[Items from an interface collection]

#####

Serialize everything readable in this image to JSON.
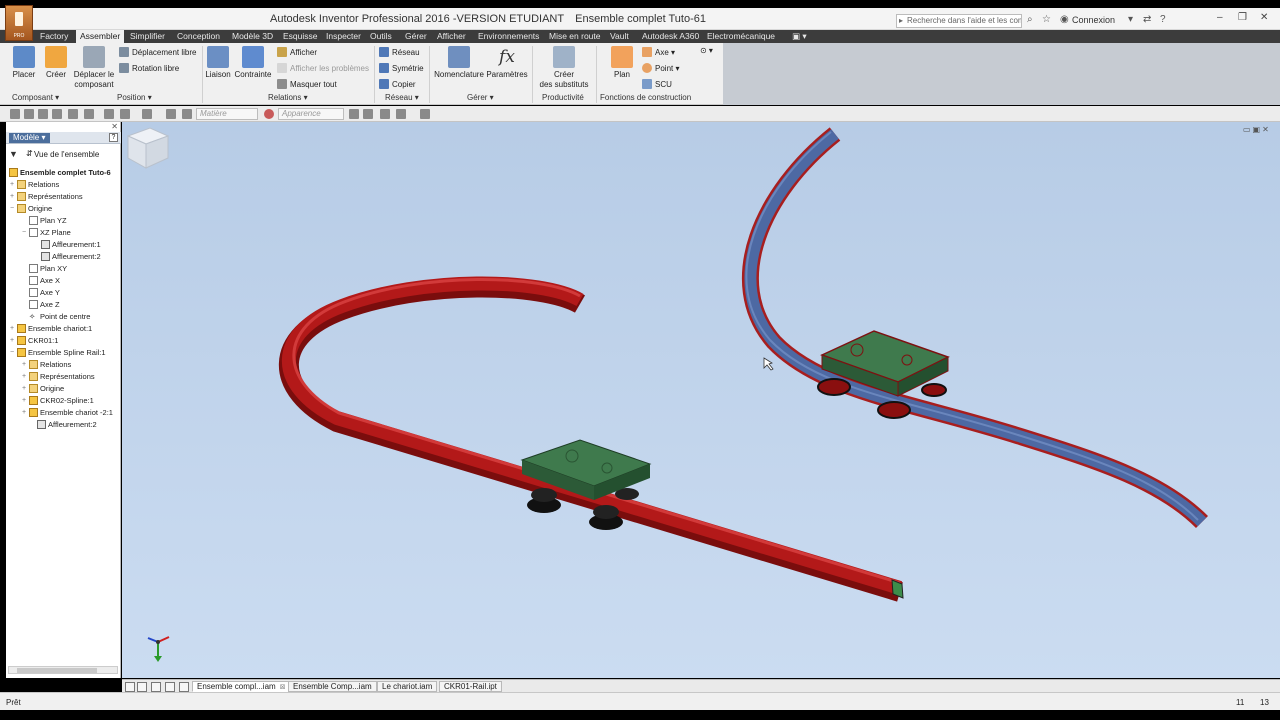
{
  "window": {
    "title": "Autodesk Inventor Professional 2016 -VERSION ETUDIANT",
    "document": "Ensemble complet Tuto-61",
    "search_placeholder": "Recherche dans l'aide et les com",
    "login": "Connexion",
    "logo_text": "PRO"
  },
  "menu": [
    "Factory",
    "Assembler",
    "Simplifier",
    "Conception",
    "Modèle 3D",
    "Esquisse",
    "Inspecter",
    "Outils",
    "Gérer",
    "Afficher",
    "Environnements",
    "Mise en route",
    "Vault",
    "Autodesk A360",
    "Electromécanique"
  ],
  "ribbon": {
    "placer": "Placer",
    "creer": "Créer",
    "deplacer_1": "Déplacer le",
    "deplacer_2": "composant",
    "deplacement_libre": "Déplacement libre",
    "rotation_libre": "Rotation libre",
    "liaison": "Liaison",
    "contrainte": "Contrainte",
    "afficher": "Afficher",
    "afficher_problemes": "Afficher les problèmes",
    "masquer_tout": "Masquer tout",
    "reseau": "Réseau",
    "symetrie": "Symétrie",
    "copier": "Copier",
    "nomenclature": "Nomenclature",
    "parametres": "Paramètres",
    "creer_substituts_1": "Créer",
    "creer_substituts_2": "des substituts",
    "plan": "Plan",
    "axe": "Axe",
    "point": "Point",
    "scu": "SCU",
    "panels": [
      "Composant",
      "Position",
      "Relations",
      "Réseau",
      "Gérer",
      "Productivité",
      "Fonctions de construction"
    ]
  },
  "qat": {
    "material": "Matière",
    "appearance": "Apparence"
  },
  "browser": {
    "tab": "Modèle",
    "view": "Vue de l'ensemble",
    "tree": [
      {
        "label": "Ensemble complet Tuto-6",
        "bold": true
      },
      {
        "label": "Relations"
      },
      {
        "label": "Représentations"
      },
      {
        "label": "Origine"
      },
      {
        "label": "Plan YZ"
      },
      {
        "label": "XZ Plane"
      },
      {
        "label": "Affleurement:1"
      },
      {
        "label": "Affleurement:2"
      },
      {
        "label": "Plan XY"
      },
      {
        "label": "Axe X"
      },
      {
        "label": "Axe Y"
      },
      {
        "label": "Axe Z"
      },
      {
        "label": "Point de centre"
      },
      {
        "label": "Ensemble chariot:1"
      },
      {
        "label": "CKR01:1"
      },
      {
        "label": "Ensemble Spline Rail:1"
      },
      {
        "label": "Relations"
      },
      {
        "label": "Représentations"
      },
      {
        "label": "Origine"
      },
      {
        "label": "CKR02-Spline:1"
      },
      {
        "label": "Ensemble chariot -2:1"
      },
      {
        "label": "Affleurement:2"
      }
    ]
  },
  "documents": [
    "Ensemble compl...iam",
    "Ensemble Comp...iam",
    "Le chariot.iam",
    "CKR01-Rail.ipt"
  ],
  "status": {
    "text": "Prêt",
    "n1": "11",
    "n2": "13"
  },
  "colors": {
    "rail_red": "#b01818",
    "rail_blue": "#4a6aa6",
    "carriage_green": "#3f7a4d",
    "viewport_bg": "#c3d6ee"
  }
}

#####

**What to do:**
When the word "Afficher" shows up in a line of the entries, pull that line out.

**Result for this task:**
    "Afficher",
    "afficher": "Afficher",
    "afficher_problemes": "Afficher les problèmes",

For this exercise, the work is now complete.